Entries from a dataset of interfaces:
*** Begin section ***

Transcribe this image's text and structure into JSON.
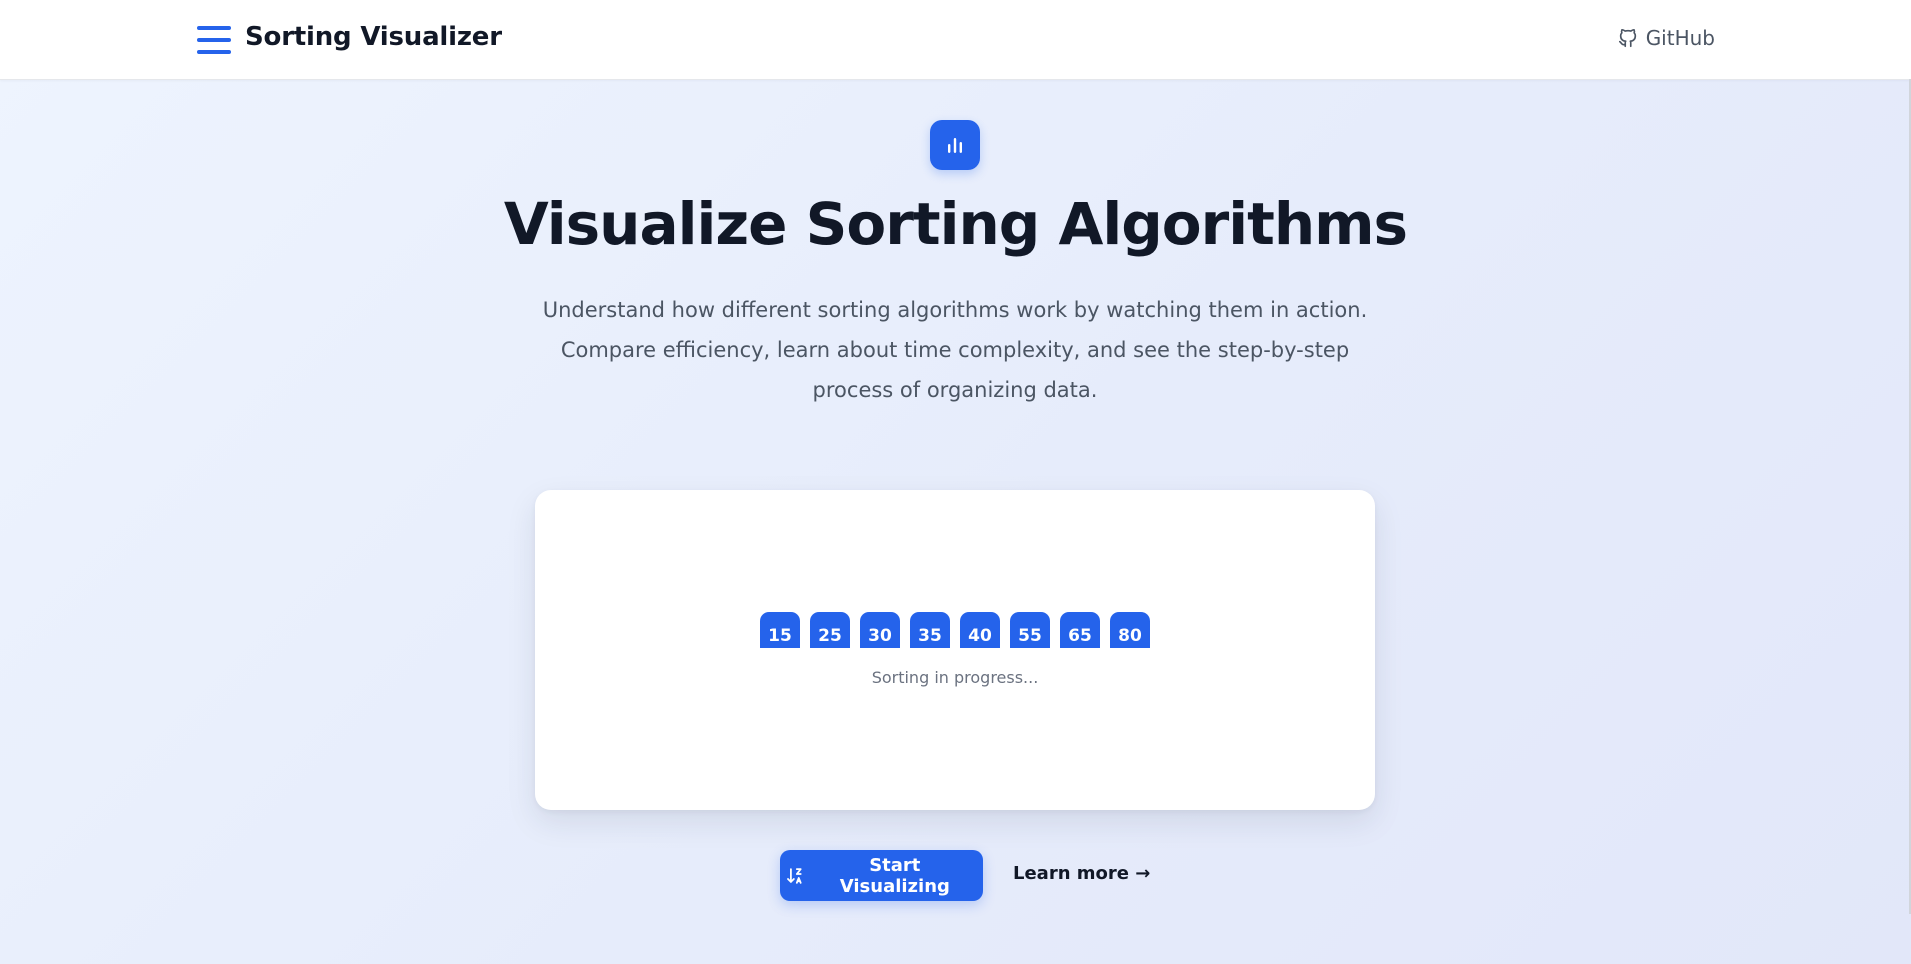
{
  "header": {
    "menu_icon": "hamburger-menu-icon",
    "brand": "Sorting Visualizer",
    "github_label": "GitHub",
    "github_icon": "github-icon"
  },
  "hero": {
    "logo_icon": "bar-chart-icon",
    "title": "Visualize Sorting Algorithms",
    "description": "Understand how different sorting algorithms work by watching them in action. Compare efficiency, learn about time complexity, and see the step-by-step process of organizing data."
  },
  "demo": {
    "values": [
      "15",
      "25",
      "30",
      "35",
      "40",
      "55",
      "65",
      "80"
    ],
    "status": "Sorting in progress..."
  },
  "actions": {
    "primary_label": "Start Visualizing",
    "primary_icon": "sort-ascending-icon",
    "secondary_label": "Learn more →"
  },
  "colors": {
    "accent": "#2563eb",
    "heading": "#111827",
    "body_text": "#4b5563"
  }
}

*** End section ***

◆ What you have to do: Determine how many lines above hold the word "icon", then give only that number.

◆ Your response: 4